Extracted data entries:
+ + + + + + +

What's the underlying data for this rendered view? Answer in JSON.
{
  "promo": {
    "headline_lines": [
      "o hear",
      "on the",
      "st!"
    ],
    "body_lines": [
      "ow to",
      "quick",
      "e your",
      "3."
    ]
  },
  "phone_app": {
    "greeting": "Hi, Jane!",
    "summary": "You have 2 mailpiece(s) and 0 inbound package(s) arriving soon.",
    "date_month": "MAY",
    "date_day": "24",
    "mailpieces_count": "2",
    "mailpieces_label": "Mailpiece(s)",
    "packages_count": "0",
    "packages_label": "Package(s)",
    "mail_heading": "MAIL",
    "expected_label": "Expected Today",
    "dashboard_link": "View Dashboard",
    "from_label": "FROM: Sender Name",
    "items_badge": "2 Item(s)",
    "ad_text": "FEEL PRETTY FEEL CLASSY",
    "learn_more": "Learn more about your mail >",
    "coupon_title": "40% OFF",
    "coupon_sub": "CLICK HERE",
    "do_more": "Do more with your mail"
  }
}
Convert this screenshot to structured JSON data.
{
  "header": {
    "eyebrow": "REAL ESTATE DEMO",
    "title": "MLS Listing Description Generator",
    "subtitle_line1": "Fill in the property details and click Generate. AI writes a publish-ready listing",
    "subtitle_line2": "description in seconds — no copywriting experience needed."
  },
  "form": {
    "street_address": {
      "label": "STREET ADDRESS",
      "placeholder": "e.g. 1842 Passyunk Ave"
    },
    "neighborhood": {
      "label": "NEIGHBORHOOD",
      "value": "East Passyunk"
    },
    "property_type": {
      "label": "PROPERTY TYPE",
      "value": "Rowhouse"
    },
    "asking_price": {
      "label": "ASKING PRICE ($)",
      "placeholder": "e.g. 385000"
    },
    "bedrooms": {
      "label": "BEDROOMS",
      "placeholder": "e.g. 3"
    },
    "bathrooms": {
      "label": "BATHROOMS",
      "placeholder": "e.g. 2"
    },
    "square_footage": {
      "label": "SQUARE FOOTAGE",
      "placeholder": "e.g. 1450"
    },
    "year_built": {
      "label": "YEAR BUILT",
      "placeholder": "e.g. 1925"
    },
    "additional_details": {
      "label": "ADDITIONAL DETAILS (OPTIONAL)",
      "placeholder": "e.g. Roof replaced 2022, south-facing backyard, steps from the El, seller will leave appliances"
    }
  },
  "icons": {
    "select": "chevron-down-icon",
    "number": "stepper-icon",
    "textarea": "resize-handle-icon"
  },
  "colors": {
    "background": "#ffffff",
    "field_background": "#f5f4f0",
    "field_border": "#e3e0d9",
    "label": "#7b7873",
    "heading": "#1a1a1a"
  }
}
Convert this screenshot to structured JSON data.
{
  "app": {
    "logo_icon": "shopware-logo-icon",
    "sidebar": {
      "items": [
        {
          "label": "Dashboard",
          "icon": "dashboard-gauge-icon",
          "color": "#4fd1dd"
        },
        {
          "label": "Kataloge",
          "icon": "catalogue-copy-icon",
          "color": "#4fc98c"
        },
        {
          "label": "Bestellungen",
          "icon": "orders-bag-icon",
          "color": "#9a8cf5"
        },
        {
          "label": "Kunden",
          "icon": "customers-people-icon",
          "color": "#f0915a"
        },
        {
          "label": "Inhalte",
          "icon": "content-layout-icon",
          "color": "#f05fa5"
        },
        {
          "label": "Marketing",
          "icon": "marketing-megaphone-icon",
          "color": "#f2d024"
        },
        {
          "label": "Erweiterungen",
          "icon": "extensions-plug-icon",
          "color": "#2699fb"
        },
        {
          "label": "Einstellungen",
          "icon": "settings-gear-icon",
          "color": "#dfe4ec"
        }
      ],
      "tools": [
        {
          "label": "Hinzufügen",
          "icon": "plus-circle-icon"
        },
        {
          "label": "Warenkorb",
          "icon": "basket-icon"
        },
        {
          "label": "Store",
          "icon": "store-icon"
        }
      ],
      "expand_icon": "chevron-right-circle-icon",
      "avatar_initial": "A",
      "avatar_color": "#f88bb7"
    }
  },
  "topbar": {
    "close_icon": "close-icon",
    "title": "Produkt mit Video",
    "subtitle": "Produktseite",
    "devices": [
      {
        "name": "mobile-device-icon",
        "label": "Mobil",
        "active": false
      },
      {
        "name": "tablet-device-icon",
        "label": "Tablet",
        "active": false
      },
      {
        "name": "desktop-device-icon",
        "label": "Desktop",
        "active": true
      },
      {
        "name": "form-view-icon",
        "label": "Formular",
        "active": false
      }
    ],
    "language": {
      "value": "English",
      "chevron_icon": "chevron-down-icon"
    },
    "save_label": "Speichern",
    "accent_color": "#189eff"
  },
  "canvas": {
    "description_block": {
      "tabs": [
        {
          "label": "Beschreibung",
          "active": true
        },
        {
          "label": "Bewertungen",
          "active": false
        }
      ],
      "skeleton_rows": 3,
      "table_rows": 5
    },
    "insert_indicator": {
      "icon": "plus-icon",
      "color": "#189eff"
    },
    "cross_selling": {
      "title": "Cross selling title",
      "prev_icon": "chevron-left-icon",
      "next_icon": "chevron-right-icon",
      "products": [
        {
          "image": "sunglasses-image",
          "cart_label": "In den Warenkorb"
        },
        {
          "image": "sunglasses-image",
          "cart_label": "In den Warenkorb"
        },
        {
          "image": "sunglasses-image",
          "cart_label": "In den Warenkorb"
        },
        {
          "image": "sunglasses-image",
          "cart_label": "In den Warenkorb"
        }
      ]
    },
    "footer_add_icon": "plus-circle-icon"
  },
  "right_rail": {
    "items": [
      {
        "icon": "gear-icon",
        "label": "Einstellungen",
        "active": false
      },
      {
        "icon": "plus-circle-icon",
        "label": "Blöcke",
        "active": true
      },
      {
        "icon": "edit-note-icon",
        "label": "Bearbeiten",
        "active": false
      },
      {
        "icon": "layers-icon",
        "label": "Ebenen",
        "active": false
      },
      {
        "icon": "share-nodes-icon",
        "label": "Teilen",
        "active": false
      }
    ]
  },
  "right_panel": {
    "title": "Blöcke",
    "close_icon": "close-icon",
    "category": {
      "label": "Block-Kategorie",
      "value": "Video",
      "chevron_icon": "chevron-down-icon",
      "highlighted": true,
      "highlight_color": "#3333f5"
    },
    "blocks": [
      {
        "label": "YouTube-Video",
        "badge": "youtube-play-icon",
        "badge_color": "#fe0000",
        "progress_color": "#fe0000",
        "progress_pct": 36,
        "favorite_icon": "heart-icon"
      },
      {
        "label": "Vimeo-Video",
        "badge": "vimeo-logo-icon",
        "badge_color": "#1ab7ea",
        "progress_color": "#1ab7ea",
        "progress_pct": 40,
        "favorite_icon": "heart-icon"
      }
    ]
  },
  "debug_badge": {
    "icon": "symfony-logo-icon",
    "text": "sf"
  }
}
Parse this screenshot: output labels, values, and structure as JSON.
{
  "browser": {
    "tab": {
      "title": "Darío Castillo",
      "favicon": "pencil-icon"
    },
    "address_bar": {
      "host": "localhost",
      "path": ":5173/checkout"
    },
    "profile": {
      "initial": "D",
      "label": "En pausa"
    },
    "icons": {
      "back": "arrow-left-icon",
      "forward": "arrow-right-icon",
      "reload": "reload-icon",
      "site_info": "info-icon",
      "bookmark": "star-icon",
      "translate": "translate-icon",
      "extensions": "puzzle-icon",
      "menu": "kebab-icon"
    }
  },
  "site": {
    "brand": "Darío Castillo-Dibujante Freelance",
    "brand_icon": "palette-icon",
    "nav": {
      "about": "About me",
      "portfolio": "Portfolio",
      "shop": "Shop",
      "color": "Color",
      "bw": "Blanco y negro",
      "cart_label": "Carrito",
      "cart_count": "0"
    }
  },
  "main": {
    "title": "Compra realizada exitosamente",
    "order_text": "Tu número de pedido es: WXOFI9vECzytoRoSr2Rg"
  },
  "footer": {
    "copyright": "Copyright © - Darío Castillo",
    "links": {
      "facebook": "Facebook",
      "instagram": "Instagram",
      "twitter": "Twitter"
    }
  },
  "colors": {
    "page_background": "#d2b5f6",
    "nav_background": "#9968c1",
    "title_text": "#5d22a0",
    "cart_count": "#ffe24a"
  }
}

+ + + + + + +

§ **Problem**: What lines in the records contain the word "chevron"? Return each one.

§ **Problem solution**:
    "select": "chevron-down-icon",
      "expand_icon": "chevron-right-circle-icon",
      "chevron_icon": "chevron-down-icon"
      "prev_icon": "chevron-left-icon",
      "next_icon": "chevron-right-icon",
      "chevron_icon": "chevron-down-icon",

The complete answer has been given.